[App and web page records]
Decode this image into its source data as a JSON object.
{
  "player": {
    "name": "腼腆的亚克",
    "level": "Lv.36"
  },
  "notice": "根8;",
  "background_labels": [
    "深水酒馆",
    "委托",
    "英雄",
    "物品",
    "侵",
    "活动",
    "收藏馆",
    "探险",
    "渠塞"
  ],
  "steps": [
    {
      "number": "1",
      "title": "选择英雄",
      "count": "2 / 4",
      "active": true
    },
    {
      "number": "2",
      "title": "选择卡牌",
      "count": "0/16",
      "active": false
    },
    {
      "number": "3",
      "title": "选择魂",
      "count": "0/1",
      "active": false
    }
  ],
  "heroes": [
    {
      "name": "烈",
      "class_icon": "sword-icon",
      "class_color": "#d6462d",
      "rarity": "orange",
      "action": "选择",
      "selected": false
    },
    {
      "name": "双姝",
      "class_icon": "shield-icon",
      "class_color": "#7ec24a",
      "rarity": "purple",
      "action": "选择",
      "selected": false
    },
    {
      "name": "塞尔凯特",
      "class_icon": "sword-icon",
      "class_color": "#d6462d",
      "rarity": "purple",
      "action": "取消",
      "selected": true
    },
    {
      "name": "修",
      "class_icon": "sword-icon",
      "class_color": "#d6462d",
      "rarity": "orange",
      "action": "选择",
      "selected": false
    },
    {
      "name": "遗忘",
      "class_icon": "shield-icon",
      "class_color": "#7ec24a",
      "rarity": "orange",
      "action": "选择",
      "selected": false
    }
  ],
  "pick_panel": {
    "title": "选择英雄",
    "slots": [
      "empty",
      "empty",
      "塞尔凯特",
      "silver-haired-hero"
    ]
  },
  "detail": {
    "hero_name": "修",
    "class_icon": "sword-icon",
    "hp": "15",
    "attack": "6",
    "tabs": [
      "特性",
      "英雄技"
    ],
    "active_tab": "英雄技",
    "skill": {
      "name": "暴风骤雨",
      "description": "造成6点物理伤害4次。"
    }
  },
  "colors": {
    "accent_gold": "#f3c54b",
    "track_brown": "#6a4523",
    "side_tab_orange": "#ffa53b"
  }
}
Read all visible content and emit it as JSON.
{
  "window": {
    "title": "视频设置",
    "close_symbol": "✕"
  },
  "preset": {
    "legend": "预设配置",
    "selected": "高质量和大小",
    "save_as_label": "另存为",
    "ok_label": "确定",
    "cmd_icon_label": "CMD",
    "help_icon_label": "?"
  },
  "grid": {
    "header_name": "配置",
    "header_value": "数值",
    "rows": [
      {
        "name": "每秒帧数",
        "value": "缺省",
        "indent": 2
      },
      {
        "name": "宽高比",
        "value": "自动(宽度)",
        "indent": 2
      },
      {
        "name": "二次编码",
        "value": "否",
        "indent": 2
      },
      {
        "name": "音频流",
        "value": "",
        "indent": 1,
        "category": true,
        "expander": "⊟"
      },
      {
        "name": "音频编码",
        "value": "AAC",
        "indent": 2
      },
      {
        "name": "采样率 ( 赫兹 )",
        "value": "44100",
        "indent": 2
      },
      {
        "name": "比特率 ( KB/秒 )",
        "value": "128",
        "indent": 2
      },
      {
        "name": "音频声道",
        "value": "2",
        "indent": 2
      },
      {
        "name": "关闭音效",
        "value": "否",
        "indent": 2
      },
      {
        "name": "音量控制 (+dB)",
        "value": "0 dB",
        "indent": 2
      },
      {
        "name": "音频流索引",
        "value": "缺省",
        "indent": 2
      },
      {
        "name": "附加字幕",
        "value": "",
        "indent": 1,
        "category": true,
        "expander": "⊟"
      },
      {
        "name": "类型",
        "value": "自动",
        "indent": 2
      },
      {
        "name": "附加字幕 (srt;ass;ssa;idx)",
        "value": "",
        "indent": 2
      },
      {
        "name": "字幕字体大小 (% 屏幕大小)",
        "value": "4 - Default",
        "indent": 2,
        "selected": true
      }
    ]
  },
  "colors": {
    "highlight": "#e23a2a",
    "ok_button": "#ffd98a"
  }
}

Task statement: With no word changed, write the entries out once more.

Result:
Decode this image into its source data as a JSON object.
{
  "player": {
    "name": "腼腆的亚克",
    "level": "Lv.36"
  },
  "notice": "根8;",
  "background_labels": [
    "深水酒馆",
    "委托",
    "英雄",
    "物品",
    "侵",
    "活动",
    "收藏馆",
    "探险",
    "渠塞"
  ],
  "steps": [
    {
      "number": "1",
      "title": "选择英雄",
      "count": "2 / 4",
      "active": true
    },
    {
      "number": "2",
      "title": "选择卡牌",
      "count": "0/16",
      "active": false
    },
    {
      "number": "3",
      "title": "选择魂",
      "count": "0/1",
      "active": false
    }
  ],
  "heroes": [
    {
      "name": "烈",
      "class_icon": "sword-icon",
      "class_color": "#d6462d",
      "rarity": "orange",
      "action": "选择",
      "selected": false
    },
    {
      "name": "双姝",
      "class_icon": "shield-icon",
      "class_color": "#7ec24a",
      "rarity": "purple",
      "action": "选择",
      "selected": false
    },
    {
      "name": "塞尔凯特",
      "class_icon": "sword-icon",
      "class_color": "#d6462d",
      "rarity": "purple",
      "action": "取消",
      "selected": true
    },
    {
      "name": "修",
      "class_icon": "sword-icon",
      "class_color": "#d6462d",
      "rarity": "orange",
      "action": "选择",
      "selected": false
    },
    {
      "name": "遗忘",
      "class_icon": "shield-icon",
      "class_color": "#7ec24a",
      "rarity": "orange",
      "action": "选择",
      "selected": false
    }
  ],
  "pick_panel": {
    "title": "选择英雄",
    "slots": [
      "empty",
      "empty",
      "塞尔凯特",
      "silver-haired-hero"
    ]
  },
  "detail": {
    "hero_name": "修",
    "class_icon": "sword-icon",
    "hp": "15",
    "attack": "6",
    "tabs": [
      "特性",
      "英雄技"
    ],
    "active_tab": "英雄技",
    "skill": {
      "name": "暴风骤雨",
      "description": "造成6点物理伤害4次。"
    }
  },
  "colors": {
    "accent_gold": "#f3c54b",
    "track_brown": "#6a4523",
    "side_tab_orange": "#ffa53b"
  }
}
Read all visible content and emit it as JSON.
{
  "window": {
    "title": "视频设置",
    "close_symbol": "✕"
  },
  "preset": {
    "legend": "预设配置",
    "selected": "高质量和大小",
    "save_as_label": "另存为",
    "ok_label": "确定",
    "cmd_icon_label": "CMD",
    "help_icon_label": "?"
  },
  "grid": {
    "header_name": "配置",
    "header_value": "数值",
    "rows": [
      {
        "name": "每秒帧数",
        "value": "缺省",
        "indent": 2
      },
      {
        "name": "宽高比",
        "value": "自动(宽度)",
        "indent": 2
      },
      {
        "name": "二次编码",
        "value": "否",
        "indent": 2
      },
      {
        "name": "音频流",
        "value": "",
        "indent": 1,
        "category": true,
        "expander": "⊟"
      },
      {
        "name": "音频编码",
        "value": "AAC",
        "indent": 2
      },
      {
        "name": "采样率 ( 赫兹 )",
        "value": "44100",
        "indent": 2
      },
      {
        "name": "比特率 ( KB/秒 )",
        "value": "128",
        "indent": 2
      },
      {
        "name": "音频声道",
        "value": "2",
        "indent": 2
      },
      {
        "name": "关闭音效",
        "value": "否",
        "indent": 2
      },
      {
        "name": "音量控制 (+dB)",
        "value": "0 dB",
        "indent": 2
      },
      {
        "name": "音频流索引",
        "value": "缺省",
        "indent": 2
      },
      {
        "name": "附加字幕",
        "value": "",
        "indent": 1,
        "category": true,
        "expander": "⊟"
      },
      {
        "name": "类型",
        "value": "自动",
        "indent": 2
      },
      {
        "name": "附加字幕 (srt;ass;ssa;idx)",
        "value": "",
        "indent": 2
      },
      {
        "name": "字幕字体大小 (% 屏幕大小)",
        "value": "4 - Default",
        "indent": 2,
        "selected": true
      }
    ]
  },
  "colors": {
    "highlight": "#e23a2a",
    "ok_button": "#ffd98a"
  }
}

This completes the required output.